(Beginning of Listed entries)
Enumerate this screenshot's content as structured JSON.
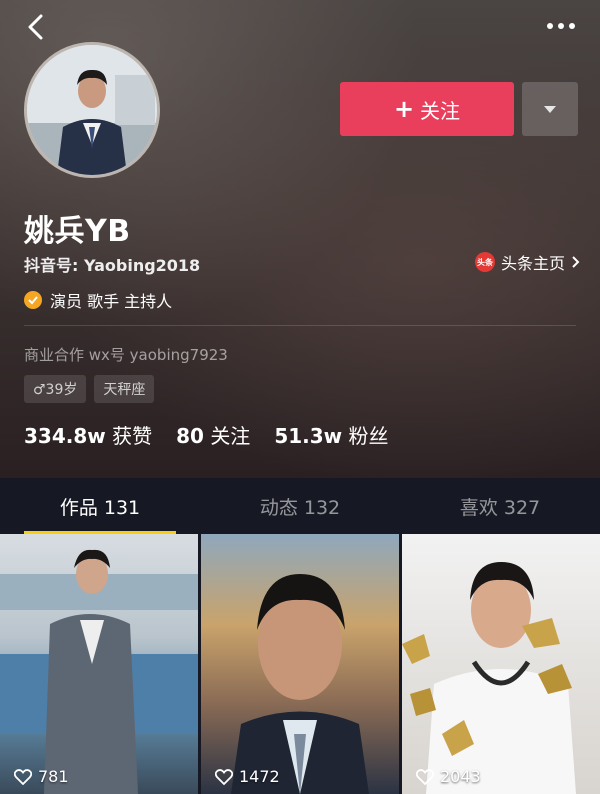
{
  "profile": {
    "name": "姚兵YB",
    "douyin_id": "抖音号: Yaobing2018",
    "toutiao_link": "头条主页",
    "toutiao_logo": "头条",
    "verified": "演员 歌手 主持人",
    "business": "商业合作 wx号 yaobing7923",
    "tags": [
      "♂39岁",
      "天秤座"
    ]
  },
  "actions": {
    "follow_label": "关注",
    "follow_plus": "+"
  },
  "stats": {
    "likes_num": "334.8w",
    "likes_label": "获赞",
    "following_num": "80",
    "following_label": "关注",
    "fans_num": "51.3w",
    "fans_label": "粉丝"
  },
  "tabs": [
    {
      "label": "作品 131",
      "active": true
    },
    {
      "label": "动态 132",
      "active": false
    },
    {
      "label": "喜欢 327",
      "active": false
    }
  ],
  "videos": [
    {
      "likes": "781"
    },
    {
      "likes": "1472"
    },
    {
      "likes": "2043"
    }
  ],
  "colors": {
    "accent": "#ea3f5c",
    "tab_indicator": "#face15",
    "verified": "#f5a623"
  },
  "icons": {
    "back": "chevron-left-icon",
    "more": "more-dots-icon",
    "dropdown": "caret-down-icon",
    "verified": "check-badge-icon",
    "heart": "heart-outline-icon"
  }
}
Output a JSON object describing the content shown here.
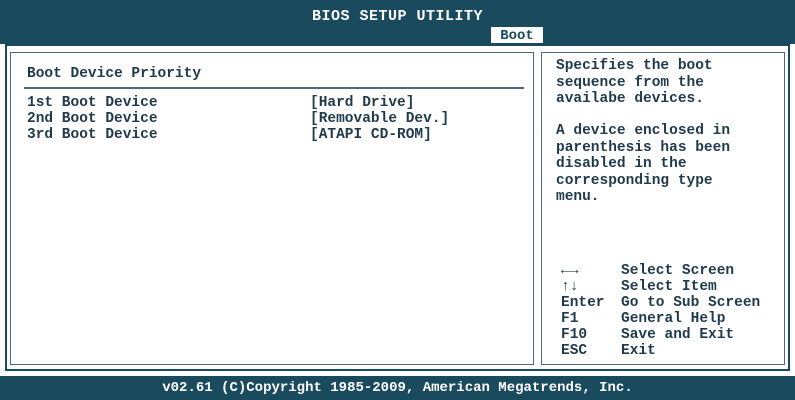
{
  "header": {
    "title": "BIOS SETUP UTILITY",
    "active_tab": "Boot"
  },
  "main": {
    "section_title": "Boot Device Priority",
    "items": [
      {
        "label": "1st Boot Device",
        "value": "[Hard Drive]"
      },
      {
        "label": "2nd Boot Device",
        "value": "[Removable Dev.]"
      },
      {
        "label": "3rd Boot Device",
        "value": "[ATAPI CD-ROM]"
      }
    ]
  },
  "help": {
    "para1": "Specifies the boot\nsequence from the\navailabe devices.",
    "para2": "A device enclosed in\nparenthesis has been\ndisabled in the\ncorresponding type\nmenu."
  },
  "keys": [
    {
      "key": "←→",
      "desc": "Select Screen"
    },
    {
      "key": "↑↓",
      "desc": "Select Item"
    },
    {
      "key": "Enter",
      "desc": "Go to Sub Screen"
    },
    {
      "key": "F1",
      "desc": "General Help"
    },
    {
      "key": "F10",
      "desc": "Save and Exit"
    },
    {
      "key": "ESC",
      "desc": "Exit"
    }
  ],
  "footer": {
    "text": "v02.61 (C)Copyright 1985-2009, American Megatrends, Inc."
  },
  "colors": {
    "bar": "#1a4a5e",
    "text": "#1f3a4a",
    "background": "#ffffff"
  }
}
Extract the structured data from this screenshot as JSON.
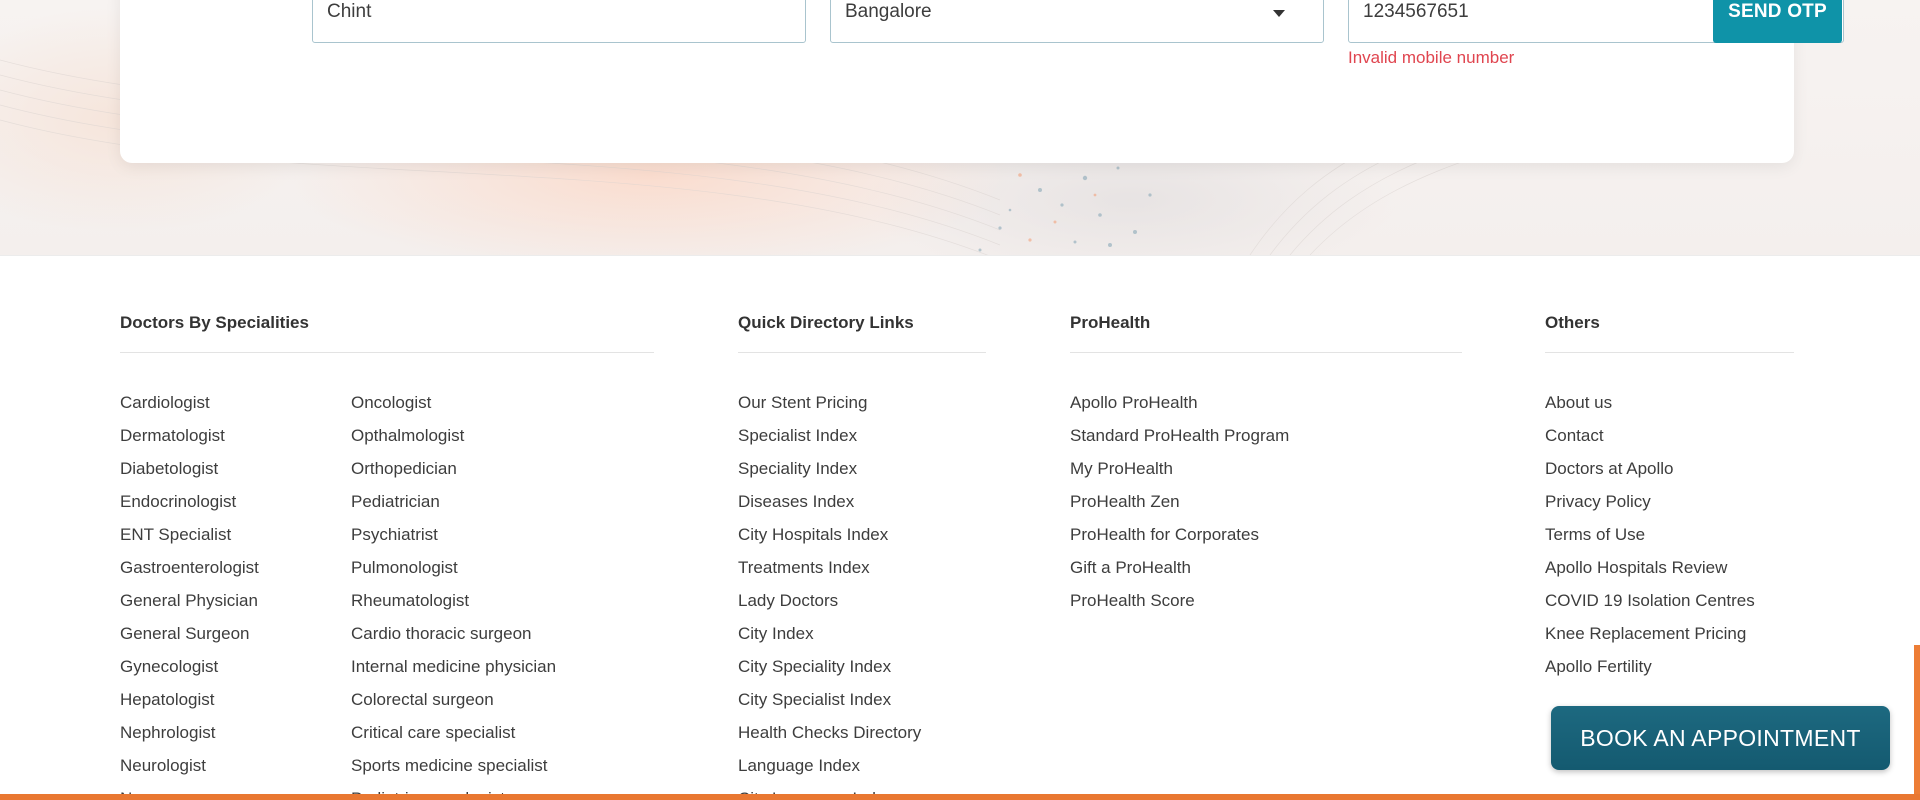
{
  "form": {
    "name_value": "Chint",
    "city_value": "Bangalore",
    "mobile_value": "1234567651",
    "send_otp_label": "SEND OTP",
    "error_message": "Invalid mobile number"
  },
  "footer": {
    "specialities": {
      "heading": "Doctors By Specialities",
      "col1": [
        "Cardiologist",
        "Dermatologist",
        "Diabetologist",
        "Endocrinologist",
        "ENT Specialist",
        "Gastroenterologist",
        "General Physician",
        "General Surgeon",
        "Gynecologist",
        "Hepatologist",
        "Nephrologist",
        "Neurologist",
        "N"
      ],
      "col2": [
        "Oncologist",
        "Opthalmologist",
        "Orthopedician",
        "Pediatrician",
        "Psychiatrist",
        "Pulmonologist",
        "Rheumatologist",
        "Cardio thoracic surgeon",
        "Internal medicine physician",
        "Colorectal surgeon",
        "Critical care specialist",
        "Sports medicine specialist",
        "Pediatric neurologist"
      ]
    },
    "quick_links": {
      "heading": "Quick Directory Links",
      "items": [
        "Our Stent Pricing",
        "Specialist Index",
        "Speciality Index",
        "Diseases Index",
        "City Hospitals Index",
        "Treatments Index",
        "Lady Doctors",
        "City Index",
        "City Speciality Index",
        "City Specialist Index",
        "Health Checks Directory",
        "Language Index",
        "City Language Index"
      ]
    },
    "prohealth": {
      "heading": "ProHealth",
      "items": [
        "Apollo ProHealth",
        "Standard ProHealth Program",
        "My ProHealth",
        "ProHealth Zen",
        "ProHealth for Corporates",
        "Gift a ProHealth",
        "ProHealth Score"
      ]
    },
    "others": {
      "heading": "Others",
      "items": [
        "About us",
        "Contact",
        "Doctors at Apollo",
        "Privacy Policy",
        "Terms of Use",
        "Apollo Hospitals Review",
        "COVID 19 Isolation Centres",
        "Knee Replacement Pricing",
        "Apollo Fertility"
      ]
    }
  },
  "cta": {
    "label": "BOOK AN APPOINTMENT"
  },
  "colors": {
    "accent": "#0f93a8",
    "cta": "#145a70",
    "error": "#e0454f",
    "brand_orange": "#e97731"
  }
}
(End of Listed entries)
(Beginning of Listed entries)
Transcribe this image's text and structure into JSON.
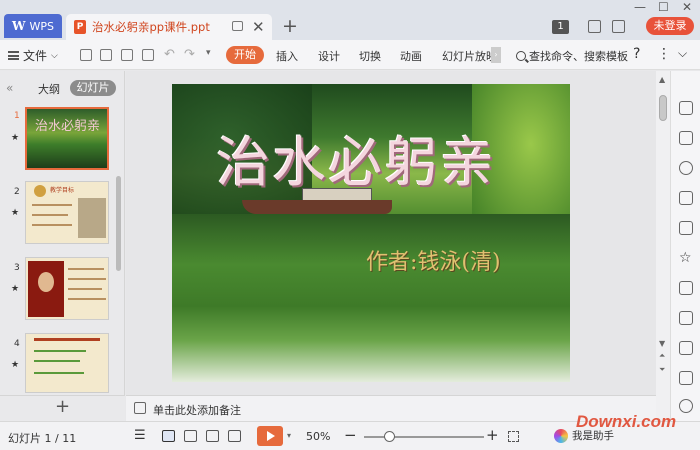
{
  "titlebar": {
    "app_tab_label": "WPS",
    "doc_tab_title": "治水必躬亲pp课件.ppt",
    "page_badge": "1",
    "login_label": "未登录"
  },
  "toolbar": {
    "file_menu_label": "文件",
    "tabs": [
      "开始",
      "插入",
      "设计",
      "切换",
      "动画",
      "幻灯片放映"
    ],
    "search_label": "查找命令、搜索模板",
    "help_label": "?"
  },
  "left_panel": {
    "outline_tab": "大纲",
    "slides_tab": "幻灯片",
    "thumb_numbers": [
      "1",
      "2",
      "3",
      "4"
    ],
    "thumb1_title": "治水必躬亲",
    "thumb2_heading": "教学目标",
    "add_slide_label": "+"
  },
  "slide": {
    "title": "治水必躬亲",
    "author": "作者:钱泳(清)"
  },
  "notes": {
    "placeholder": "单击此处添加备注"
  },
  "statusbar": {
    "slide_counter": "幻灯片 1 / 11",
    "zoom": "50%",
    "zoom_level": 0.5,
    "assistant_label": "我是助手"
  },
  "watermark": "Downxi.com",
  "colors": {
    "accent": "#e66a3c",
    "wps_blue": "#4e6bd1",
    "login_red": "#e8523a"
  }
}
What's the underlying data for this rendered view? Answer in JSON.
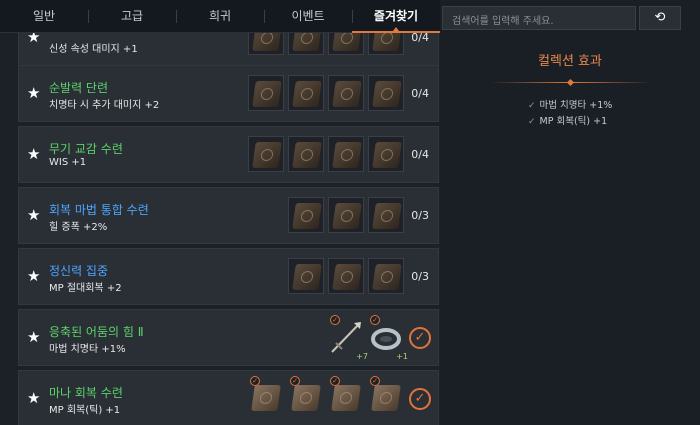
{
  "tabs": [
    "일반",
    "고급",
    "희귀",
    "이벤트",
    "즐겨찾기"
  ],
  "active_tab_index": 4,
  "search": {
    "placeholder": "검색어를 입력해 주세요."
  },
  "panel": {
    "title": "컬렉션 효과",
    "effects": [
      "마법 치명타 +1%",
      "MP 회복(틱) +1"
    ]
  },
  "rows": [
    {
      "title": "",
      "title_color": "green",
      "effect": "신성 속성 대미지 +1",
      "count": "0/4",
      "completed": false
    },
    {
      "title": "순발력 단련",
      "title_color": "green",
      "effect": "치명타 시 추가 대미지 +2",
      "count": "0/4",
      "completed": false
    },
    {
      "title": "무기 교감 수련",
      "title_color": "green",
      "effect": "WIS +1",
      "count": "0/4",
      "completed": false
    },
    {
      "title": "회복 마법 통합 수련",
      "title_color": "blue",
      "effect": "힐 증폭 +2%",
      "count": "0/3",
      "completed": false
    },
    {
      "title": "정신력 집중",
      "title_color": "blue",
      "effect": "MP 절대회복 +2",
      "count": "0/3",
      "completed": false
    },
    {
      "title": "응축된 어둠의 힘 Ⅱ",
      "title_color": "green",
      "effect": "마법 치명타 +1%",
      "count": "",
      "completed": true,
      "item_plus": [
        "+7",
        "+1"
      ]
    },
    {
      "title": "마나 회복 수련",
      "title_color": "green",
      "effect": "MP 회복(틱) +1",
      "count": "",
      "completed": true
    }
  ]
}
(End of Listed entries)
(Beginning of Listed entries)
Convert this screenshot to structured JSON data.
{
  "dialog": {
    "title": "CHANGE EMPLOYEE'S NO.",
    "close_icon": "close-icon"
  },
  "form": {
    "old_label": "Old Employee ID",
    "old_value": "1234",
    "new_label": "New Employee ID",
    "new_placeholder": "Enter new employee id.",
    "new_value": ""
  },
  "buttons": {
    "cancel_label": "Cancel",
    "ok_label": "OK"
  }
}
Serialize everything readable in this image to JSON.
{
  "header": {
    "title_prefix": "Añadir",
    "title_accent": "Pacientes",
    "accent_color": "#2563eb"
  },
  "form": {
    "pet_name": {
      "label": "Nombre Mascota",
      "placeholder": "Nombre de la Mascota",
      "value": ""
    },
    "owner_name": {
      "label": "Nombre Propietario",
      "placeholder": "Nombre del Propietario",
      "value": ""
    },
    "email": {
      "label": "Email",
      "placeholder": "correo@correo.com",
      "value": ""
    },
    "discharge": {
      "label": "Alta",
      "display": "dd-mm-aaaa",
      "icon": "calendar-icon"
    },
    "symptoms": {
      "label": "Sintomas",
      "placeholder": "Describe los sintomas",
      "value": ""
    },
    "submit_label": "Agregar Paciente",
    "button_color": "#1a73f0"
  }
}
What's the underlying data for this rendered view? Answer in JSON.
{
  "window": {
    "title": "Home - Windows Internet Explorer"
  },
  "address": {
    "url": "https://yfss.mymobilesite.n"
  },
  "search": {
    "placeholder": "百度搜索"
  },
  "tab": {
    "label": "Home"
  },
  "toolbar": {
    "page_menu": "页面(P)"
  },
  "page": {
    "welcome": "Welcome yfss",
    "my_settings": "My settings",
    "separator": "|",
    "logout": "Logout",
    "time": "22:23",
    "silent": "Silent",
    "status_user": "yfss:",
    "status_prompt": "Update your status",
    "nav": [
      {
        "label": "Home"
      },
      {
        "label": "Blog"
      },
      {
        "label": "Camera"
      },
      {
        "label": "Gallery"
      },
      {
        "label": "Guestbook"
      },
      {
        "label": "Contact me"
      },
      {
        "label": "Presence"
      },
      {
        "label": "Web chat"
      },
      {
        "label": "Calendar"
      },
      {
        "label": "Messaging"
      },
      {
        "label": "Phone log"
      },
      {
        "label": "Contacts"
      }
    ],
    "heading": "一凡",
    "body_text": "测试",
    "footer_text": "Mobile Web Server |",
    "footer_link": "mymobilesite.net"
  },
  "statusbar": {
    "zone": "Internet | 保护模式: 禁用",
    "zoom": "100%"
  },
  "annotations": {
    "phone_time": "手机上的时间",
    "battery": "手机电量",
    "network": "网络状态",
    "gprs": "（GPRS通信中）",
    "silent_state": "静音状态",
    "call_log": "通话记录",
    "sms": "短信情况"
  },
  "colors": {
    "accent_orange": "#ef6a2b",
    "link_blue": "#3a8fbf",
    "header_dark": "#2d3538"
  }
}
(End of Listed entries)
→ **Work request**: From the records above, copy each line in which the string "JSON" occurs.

→ **Expected answer**:
Enumerate this screenshot's content as structured JSON.
Output a JSON object describing the content shown here.
Extract the structured data from this screenshot as JSON.
Transcribe this image's text and structure into JSON.
What's the underlying data for this rendered view? Answer in JSON.
Convert this screenshot to structured JSON data.
Serialize everything readable in this image to JSON.
What's the underlying data for this rendered view? Answer in JSON.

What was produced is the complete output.